__PROMPT__
All that is needed is every line of the listing below that has "subtitle".

__DATASET RECORDS__

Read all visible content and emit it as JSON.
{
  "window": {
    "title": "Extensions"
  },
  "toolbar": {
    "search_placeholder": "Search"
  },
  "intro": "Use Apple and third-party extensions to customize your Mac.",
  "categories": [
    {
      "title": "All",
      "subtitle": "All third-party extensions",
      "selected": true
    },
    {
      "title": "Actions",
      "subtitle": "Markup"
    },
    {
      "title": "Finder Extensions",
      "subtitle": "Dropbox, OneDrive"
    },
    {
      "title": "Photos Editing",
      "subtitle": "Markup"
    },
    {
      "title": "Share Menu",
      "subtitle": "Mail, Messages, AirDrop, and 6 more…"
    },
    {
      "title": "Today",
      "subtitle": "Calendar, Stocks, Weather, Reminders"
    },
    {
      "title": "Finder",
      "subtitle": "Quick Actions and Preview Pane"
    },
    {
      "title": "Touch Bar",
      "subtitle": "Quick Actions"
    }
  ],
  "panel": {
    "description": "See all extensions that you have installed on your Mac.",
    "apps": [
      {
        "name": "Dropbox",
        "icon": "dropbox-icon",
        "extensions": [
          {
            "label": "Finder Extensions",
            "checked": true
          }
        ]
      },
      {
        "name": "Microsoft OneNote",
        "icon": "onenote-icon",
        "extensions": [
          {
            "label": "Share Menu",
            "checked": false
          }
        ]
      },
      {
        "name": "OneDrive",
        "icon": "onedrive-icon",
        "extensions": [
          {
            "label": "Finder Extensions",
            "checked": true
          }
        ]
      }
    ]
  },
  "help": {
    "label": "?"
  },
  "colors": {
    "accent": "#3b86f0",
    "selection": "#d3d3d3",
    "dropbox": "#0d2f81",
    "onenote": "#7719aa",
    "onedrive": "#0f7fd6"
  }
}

__RESULT OF THE EXERCISE__
      "subtitle": "All third-party extensions",
      "subtitle": "Markup"
      "subtitle": "Dropbox, OneDrive"
      "subtitle": "Markup"
      "subtitle": "Mail, Messages, AirDrop, and 6 more…"
      "subtitle": "Calendar, Stocks, Weather, Reminders"
      "subtitle": "Quick Actions and Preview Pane"
      "subtitle": "Quick Actions"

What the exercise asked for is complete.